If you interact with me in the real world, or haven’t yet hidden me on Facebook/Twitter, you probably already know how much I DETEST humidity. It’s so awful. SO AWFUL. In summers past, I have struggled with this terrible phenomenon. Trying to go about my running schedule, dripping with sweat and feeling the awful tingly, goose-pimpled feeling of dehydration as I try to complete a trifling 10km run at a pace barely beyond a walk. But usually, I am just running because I like to run. Or maybe I have a race waaaaay down the line in October, when I know it’ll be much cooler. So missing a run here and there, or cutting one short, or stumbling around at a pace well below my normal level is kind of fine. A mild irritation, but no big deal. But with marathon training??? Well, that’s another story.

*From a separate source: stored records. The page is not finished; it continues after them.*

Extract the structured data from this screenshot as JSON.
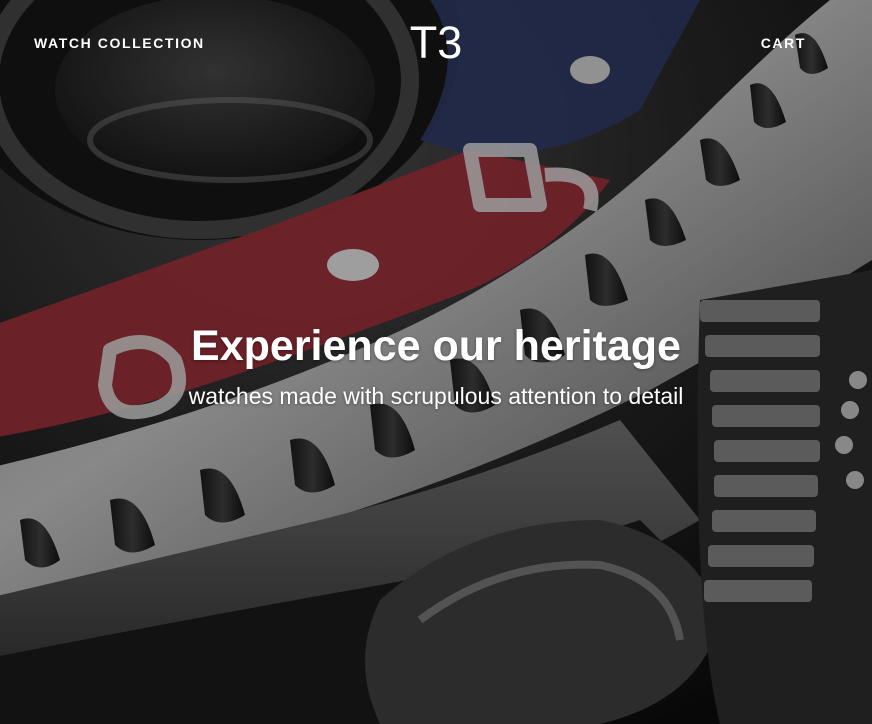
{
  "nav": {
    "left_link": "WATCH COLLECTION",
    "logo": "T3",
    "right_link": "CART"
  },
  "hero": {
    "headline": "Experience our heritage",
    "subheadline": "watches made with scrupulous attention to detail",
    "image_icon": "watch-bezel-closeup-image"
  },
  "colors": {
    "text": "#ffffff",
    "bezel_red": "#9a2f39",
    "bezel_blue": "#2f3a66",
    "overlay": "#000000"
  }
}
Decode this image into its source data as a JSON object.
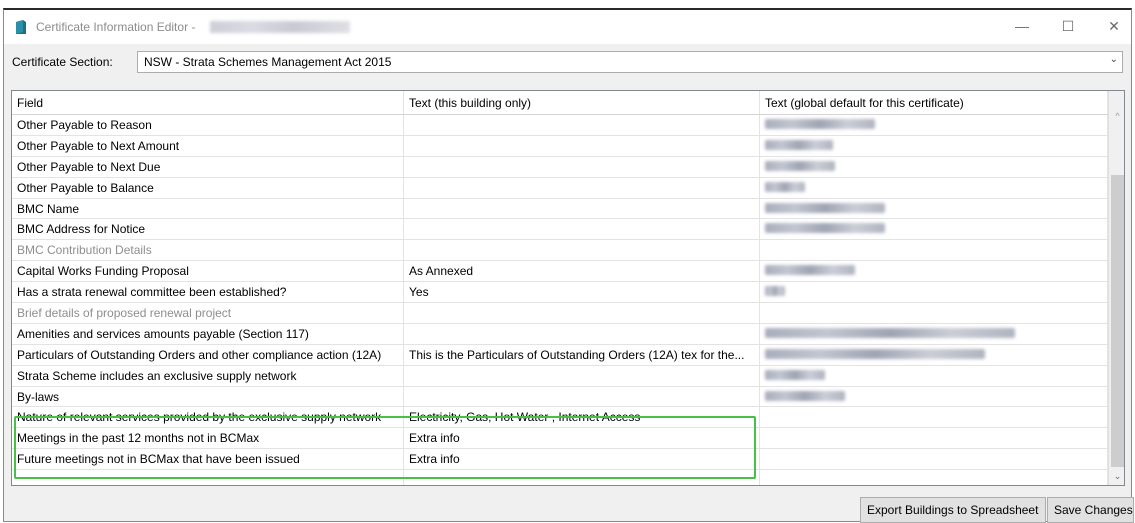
{
  "window": {
    "title": "Certificate Information Editor -",
    "minimize_glyph": "—",
    "maximize_glyph": "☐",
    "close_glyph": "✕"
  },
  "section": {
    "label": "Certificate Section:",
    "selected": "NSW - Strata Schemes Management Act 2015",
    "arrow": "⌄"
  },
  "grid": {
    "columns": [
      "Field",
      "Text (this building only)",
      "Text (global default for this certificate)"
    ],
    "rows": [
      {
        "field": "Other Payable to Reason",
        "building": "",
        "global_blur": 110,
        "disabled": false
      },
      {
        "field": "Other Payable to Next Amount",
        "building": "",
        "global_blur": 68,
        "disabled": false
      },
      {
        "field": "Other Payable to Next Due",
        "building": "",
        "global_blur": 70,
        "disabled": false
      },
      {
        "field": "Other Payable to Balance",
        "building": "",
        "global_blur": 40,
        "disabled": false
      },
      {
        "field": "BMC Name",
        "building": "",
        "global_blur": 120,
        "disabled": false
      },
      {
        "field": "BMC Address for Notice",
        "building": "",
        "global_blur": 120,
        "disabled": false
      },
      {
        "field": "BMC Contribution Details",
        "building": "",
        "global_blur": 0,
        "disabled": true
      },
      {
        "field": "Capital Works Funding Proposal",
        "building": "As Annexed",
        "global_blur": 90,
        "disabled": false
      },
      {
        "field": "Has a strata renewal committee been established?",
        "building": "Yes",
        "global_blur": 20,
        "disabled": false
      },
      {
        "field": "Brief details of proposed renewal project",
        "building": "",
        "global_blur": 0,
        "disabled": true
      },
      {
        "field": "Amenities and services amounts payable (Section 117)",
        "building": "",
        "global_blur": 250,
        "disabled": false
      },
      {
        "field": "Particulars of Outstanding Orders and other compliance action (12A)",
        "building": "This is the Particulars of Outstanding Orders (12A) tex for the...",
        "global_blur": 220,
        "disabled": false
      },
      {
        "field": "Strata Scheme includes an exclusive supply network",
        "building": "",
        "global_blur": 60,
        "disabled": false
      },
      {
        "field": "By-laws",
        "building": "",
        "global_blur": 80,
        "disabled": false
      },
      {
        "field": "Nature of relevant services provided by the exclusive supply network",
        "building": "Electricity, Gas, Hot Water , Internet Access",
        "global_blur": 0,
        "disabled": false
      },
      {
        "field": "Meetings in the past 12 months not in BCMax",
        "building": "Extra info",
        "global_blur": 0,
        "disabled": false
      },
      {
        "field": "Future meetings not in BCMax that have been issued",
        "building": "Extra info",
        "global_blur": 0,
        "disabled": false
      },
      {
        "field": "",
        "building": "",
        "global_blur": 0,
        "disabled": false
      }
    ],
    "scroll_up": "^",
    "scroll_down": "⌄"
  },
  "buttons": {
    "export": "Export Buildings to Spreadsheet",
    "save": "Save Changes"
  },
  "colors": {
    "highlight": "#47c047",
    "disabled_text": "#8e8e8e"
  }
}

The marathon is coming up fast. And I am now routinely running farther than I have ever run before on an almost weekly basis. I used to get excited when my Garmin informed me I’d set a new record. Now I just roll my eyes and shuffle home to a cold shower and a nap as fast as my weary legs will allow me. Adding 3-5km to my previous longest ever run every other week is hard enough. Factor in Heidelberg’s apparent obsession with an ever rising humidity this summer, and it’s just down right impossible. When I headed out for a 29km run two Sundays ago, it was 93% humidity and 21C when I left the house at 9am. It was 80% humidity and 24C when I threw in the towel, a broken, exhausted shell of a woman 23.7km later. I was so destroyed, I had to catch a tram back to my house rather than run-walk or even walk the last 5km. And logically, I know it’s the heat and humidity that is the cause of this melt down. I’d run 26km the week before. It’s not like I can’t run long distances. And sure, my pace is currently about 20 seconds/km below what I have planned for race day, but that’s to be expected in these conditions. Right?

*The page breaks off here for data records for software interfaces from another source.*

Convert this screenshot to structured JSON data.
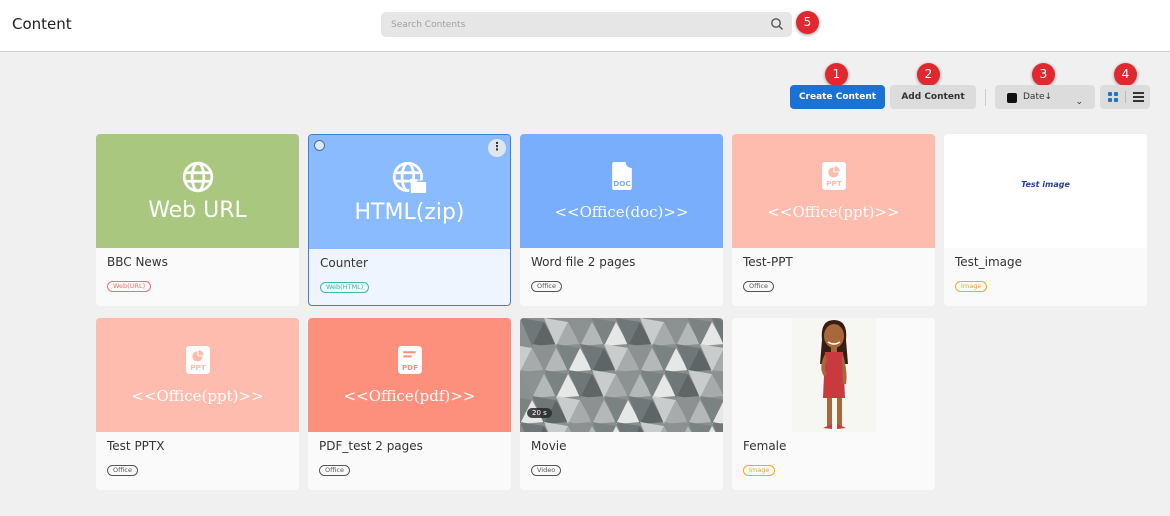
{
  "header": {
    "title": "Content",
    "search_placeholder": "Search Contents"
  },
  "toolbar": {
    "create_label": "Create Content",
    "add_label": "Add Content",
    "sort_label": "Date↓"
  },
  "badges": [
    "1",
    "2",
    "3",
    "4",
    "5"
  ],
  "colors": {
    "accent": "#1a73d4",
    "badge": "#e0282e"
  },
  "cards": [
    {
      "name": "BBC News",
      "tag": "Web(URL)",
      "tag_color": "#f07070",
      "thumb_bg": "#a9c77f",
      "thumb_text": "Web URL",
      "icon": "globe-icon",
      "style": "sans"
    },
    {
      "name": "Counter",
      "tag": "Web(HTML)",
      "tag_color": "#3cbf9f",
      "thumb_bg": "#8bbbff",
      "thumb_text": "HTML(zip)",
      "icon": "globe-folder-icon",
      "style": "sans",
      "selected": true
    },
    {
      "name": "Word file 2 pages",
      "tag": "Office",
      "tag_color": "#555555",
      "thumb_bg": "#78aefc",
      "thumb_text": "<<Office(doc)>>",
      "icon": "doc-file-icon",
      "icon_label": "DOC",
      "style": "serif"
    },
    {
      "name": "Test-PPT",
      "tag": "Office",
      "tag_color": "#555555",
      "thumb_bg": "#fdbcad",
      "thumb_text": "<<Office(ppt)>>",
      "icon": "ppt-file-icon",
      "icon_label": "PPT",
      "style": "serif"
    },
    {
      "name": "Test_image",
      "tag": "Image",
      "tag_color": "#f5a623",
      "thumb_bg": "#ffffff",
      "thumb_text": "Test image",
      "icon": "image-thumbnail",
      "style": "image"
    },
    {
      "name": "Test PPTX",
      "tag": "Office",
      "tag_color": "#555555",
      "thumb_bg": "#fdbcad",
      "thumb_text": "<<Office(ppt)>>",
      "icon": "ppt-file-icon",
      "icon_label": "PPT",
      "style": "serif"
    },
    {
      "name": "PDF_test 2 pages",
      "tag": "Office",
      "tag_color": "#555555",
      "thumb_bg": "#fd907c",
      "thumb_text": "<<Office(pdf)>>",
      "icon": "pdf-file-icon",
      "icon_label": "PDF",
      "style": "serif"
    },
    {
      "name": "Movie",
      "tag": "Video",
      "tag_color": "#555555",
      "thumb_bg": "#8a8f90",
      "duration": "20 s",
      "icon": "video-thumbnail",
      "style": "video"
    },
    {
      "name": "Female",
      "tag": "Image",
      "tag_color": "#f5a623",
      "thumb_bg": "#fafafa",
      "icon": "female-illustration",
      "style": "female"
    }
  ]
}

WRONG! Well, wrong according to irrational, illogical Michelle, who is terrified that this is a sign that she can’t run a marathon. She is convinced that, because July and August (so far) has demonstrated a weekly increase in temperature and humidity that nicely matches my weekly increase in mileage, that this is something that will continue up until September. When I’ll have to run 42.2 km in 44C and 190% humidity. Which is clearly nonsense (I checked: Cologne’s record high in September is only 31.7C, so not 44C).
But, the fact remains that this constant heat and humidity is leaving me somewhat uncertain about exactly what I’ll be able to achieve on race day. My longest pre-race run is at the end of August, so it’s not unreasonable to suspect that the temperatures will still be high and the humidity will still be sucking the life force out of me with every step I take. So, how do I deal with that?
Several ways. Firstly, I complain on Facebook and RunKeeper, and my excellent support crew (including, but not limited to Anne, Sarah, Melissa, Jayne, Amy, Charly and Casey Deen, with Casey G chiming in on G-chat) quickly reassure me that I’m on track and doing well. Further to that, they offer up helpful articles that give you ways to train for marathons that don’t focus on the killer long run, thus alleviating some of the humidity pressure (thanks Charly!). Secondly, I do some googling to learn the facts about how humidity affects you so I know that SCIENCE backs up my feeling of terrible exhaustion and inadequacy, and I’m not just being a weeny. This little breakdown of the five ways humidity affects you as a runner was super enlightening to me. And the 7 ways of dealing with it (sent by Amy) was also a reassuring read.
So, I guess that is where I’m at. Still uncertain about how I’ll do on the day, still hating humidity, but trying not to freak out about it. Because my team and science are behind me. So really, what’s the worst that could happen?*
*the first person to mention hyponatremia gets a slap ;)